Nothing in the data is to be left out; copy it exactly.

+---+

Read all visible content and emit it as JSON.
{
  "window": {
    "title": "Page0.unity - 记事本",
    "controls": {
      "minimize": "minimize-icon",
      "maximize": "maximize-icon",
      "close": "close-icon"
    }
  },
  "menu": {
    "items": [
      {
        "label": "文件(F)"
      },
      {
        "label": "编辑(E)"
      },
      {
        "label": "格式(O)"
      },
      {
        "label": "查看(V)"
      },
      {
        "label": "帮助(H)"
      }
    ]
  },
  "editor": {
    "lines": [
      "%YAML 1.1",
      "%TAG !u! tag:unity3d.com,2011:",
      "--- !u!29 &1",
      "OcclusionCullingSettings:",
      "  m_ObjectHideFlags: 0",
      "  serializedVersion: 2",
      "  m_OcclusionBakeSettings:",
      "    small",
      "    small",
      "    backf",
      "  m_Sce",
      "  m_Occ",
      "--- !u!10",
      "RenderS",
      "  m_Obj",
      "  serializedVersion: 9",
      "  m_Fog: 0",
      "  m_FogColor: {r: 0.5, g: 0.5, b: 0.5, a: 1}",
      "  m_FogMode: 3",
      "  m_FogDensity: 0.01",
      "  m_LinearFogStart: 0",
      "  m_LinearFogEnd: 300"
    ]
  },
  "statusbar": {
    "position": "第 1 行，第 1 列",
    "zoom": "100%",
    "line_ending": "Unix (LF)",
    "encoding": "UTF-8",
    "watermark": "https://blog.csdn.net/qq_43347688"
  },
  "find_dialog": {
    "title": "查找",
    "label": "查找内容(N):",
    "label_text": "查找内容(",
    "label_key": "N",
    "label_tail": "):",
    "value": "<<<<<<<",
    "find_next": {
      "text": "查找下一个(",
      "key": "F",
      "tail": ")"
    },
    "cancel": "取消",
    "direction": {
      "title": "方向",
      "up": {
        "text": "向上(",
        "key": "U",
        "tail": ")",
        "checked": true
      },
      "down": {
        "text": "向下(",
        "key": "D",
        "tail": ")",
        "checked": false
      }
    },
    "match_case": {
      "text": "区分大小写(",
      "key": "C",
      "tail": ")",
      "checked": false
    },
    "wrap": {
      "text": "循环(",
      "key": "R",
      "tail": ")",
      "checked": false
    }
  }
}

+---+

** Answer to the problem **
Read all visible content and emit it as JSON.
{
  "window": {
    "title": "Page0.unity - 记事本",
    "controls": {
      "minimize": "minimize-icon",
      "maximize": "maximize-icon",
      "close": "close-icon"
    }
  },
  "menu": {
    "items": [
      {
        "label": "文件(F)"
      },
      {
        "label": "编辑(E)"
      },
      {
        "label": "格式(O)"
      },
      {
        "label": "查看(V)"
      },
      {
        "label": "帮助(H)"
      }
    ]
  },
  "editor": {
    "lines": [
      "%YAML 1.1",
      "%TAG !u! tag:unity3d.com,2011:",
      "--- !u!29 &1",
      "OcclusionCullingSettings:",
      "  m_ObjectHideFlags: 0",
      "  serializedVersion: 2",
      "  m_OcclusionBakeSettings:",
      "    small",
      "    small",
      "    backf",
      "  m_Sce",
      "  m_Occ",
      "--- !u!10",
      "RenderS",
      "  m_Obj",
      "  serializedVersion: 9",
      "  m_Fog: 0",
      "  m_FogColor: {r: 0.5, g: 0.5, b: 0.5, a: 1}",
      "  m_FogMode: 3",
      "  m_FogDensity: 0.01",
      "  m_LinearFogStart: 0",
      "  m_LinearFogEnd: 300"
    ]
  },
  "statusbar": {
    "position": "第 1 行，第 1 列",
    "zoom": "100%",
    "line_ending": "Unix (LF)",
    "encoding": "UTF-8",
    "watermark": "https://blog.csdn.net/qq_43347688"
  },
  "find_dialog": {
    "title": "查找",
    "label": "查找内容(N):",
    "label_text": "查找内容(",
    "label_key": "N",
    "label_tail": "):",
    "value": "<<<<<<<",
    "find_next": {
      "text": "查找下一个(",
      "key": "F",
      "tail": ")"
    },
    "cancel": "取消",
    "direction": {
      "title": "方向",
      "up": {
        "text": "向上(",
        "key": "U",
        "tail": ")",
        "checked": true
      },
      "down": {
        "text": "向下(",
        "key": "D",
        "tail": ")",
        "checked": false
      }
    },
    "match_case": {
      "text": "区分大小写(",
      "key": "C",
      "tail": ")",
      "checked": false
    },
    "wrap": {
      "text": "循环(",
      "key": "R",
      "tail": ")",
      "checked": false
    }
  }
}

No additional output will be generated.